→ **Description of the task**
Go line by line through the data and copy those with the word "Kein".
——
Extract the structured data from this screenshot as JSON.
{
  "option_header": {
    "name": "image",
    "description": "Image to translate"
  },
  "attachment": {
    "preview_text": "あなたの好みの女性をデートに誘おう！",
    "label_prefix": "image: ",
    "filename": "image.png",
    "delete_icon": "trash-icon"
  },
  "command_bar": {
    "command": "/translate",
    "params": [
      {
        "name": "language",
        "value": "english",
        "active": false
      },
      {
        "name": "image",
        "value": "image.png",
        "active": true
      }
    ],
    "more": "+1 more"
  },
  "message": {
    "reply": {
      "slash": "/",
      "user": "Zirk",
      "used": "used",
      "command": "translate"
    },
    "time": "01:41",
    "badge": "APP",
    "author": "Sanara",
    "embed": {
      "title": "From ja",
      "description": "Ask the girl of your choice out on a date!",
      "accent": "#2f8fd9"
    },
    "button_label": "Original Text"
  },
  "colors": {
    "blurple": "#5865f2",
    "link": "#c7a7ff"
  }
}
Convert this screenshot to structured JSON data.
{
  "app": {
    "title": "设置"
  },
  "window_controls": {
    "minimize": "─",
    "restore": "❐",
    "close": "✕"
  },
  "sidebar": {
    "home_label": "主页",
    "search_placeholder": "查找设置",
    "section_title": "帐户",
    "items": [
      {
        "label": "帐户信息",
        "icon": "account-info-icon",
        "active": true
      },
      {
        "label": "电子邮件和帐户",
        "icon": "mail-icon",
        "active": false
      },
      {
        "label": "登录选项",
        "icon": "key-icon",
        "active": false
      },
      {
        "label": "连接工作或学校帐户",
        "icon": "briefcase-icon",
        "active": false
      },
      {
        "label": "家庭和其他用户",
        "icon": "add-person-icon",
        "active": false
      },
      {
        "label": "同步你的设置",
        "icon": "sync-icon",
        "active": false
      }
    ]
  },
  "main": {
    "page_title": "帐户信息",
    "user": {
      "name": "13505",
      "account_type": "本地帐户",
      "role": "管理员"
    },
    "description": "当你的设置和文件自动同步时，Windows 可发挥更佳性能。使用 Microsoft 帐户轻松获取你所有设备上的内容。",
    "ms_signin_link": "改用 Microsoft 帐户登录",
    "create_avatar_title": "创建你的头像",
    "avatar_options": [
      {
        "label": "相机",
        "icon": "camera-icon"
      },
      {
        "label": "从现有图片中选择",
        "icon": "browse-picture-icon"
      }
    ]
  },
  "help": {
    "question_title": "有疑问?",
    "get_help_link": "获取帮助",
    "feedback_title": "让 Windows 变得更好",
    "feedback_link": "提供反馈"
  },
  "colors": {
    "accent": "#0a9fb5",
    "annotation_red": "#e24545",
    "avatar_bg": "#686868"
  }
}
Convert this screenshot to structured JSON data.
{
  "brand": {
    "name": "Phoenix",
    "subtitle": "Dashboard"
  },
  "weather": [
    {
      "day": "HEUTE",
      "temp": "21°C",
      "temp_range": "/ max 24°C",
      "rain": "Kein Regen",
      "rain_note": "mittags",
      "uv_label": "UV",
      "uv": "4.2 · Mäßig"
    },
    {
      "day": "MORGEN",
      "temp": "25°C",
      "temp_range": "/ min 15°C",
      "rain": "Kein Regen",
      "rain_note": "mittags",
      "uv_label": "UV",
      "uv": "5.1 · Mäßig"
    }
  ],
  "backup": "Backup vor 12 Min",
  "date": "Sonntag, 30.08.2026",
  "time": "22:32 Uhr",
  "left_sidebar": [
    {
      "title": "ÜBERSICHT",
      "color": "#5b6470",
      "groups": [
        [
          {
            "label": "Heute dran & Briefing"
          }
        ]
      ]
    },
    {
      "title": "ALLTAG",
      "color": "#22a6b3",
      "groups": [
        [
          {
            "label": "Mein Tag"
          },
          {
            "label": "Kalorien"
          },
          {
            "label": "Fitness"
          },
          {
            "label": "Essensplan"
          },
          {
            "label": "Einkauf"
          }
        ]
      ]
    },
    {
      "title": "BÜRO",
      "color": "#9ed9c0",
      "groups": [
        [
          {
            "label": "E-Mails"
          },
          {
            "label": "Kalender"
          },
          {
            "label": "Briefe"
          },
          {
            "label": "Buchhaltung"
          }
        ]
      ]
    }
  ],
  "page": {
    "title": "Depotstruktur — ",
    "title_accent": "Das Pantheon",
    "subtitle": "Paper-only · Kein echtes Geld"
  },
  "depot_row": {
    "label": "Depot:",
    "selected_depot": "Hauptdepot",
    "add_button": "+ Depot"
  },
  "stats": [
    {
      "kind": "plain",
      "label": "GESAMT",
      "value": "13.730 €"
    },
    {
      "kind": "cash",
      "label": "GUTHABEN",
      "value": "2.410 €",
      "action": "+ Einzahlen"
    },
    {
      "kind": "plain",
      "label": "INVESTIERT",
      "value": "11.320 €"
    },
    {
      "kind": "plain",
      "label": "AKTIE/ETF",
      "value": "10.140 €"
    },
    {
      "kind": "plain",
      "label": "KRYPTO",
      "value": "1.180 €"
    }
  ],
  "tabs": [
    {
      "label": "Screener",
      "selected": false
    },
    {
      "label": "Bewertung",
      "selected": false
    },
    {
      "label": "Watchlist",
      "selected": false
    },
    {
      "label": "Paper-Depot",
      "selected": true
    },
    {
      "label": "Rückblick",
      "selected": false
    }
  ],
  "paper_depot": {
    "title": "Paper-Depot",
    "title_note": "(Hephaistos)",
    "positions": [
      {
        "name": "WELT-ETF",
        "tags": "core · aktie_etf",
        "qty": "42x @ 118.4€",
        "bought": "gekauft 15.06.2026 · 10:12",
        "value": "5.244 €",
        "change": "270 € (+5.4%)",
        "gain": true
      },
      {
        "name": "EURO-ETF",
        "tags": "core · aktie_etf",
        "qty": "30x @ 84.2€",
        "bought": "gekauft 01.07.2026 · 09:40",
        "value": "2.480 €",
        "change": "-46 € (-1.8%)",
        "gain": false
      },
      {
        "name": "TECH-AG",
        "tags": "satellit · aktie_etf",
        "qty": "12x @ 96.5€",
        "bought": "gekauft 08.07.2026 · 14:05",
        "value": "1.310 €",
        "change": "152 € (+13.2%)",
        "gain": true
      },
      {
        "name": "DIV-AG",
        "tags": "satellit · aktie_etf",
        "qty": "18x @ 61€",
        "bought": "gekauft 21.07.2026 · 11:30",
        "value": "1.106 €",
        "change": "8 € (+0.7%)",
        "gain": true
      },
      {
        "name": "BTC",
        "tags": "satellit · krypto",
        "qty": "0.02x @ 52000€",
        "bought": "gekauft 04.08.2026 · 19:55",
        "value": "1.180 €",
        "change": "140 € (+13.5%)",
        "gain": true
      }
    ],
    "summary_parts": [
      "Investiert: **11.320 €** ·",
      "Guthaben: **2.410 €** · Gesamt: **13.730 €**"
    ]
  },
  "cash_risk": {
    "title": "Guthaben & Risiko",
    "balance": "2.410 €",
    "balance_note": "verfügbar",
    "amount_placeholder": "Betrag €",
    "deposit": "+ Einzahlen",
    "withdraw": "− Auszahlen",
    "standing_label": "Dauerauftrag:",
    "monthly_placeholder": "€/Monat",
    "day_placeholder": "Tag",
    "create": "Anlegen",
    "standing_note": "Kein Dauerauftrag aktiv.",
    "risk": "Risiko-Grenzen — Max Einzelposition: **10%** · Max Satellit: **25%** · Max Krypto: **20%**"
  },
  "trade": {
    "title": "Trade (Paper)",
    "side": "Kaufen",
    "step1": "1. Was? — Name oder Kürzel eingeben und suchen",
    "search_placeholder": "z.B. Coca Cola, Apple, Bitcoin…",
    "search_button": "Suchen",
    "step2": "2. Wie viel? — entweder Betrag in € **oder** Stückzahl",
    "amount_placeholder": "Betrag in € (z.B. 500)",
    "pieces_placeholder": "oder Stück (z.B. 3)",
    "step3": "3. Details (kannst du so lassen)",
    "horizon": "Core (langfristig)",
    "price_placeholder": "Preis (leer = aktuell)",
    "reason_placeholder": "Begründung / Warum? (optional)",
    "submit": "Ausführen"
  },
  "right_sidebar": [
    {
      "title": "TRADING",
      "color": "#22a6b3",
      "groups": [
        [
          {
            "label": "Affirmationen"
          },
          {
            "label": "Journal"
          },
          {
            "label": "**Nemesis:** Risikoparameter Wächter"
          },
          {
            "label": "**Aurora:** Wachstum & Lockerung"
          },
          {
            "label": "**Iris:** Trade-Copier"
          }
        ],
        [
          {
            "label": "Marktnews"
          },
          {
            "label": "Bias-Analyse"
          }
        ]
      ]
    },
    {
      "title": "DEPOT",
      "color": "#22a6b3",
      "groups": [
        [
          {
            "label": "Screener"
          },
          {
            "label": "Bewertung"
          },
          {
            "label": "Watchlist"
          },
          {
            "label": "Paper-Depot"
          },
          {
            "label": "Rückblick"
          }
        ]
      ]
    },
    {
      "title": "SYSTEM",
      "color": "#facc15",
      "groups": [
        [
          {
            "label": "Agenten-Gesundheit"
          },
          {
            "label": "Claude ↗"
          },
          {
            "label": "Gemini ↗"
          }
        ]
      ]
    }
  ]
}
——
→ **The answer**
      "rain": "Kein Regen",
      "rain": "Kein Regen",
    "subtitle": "Paper-only · Kein echtes Geld"
    "standing_note": "Kein Dauerauftrag aktiv.",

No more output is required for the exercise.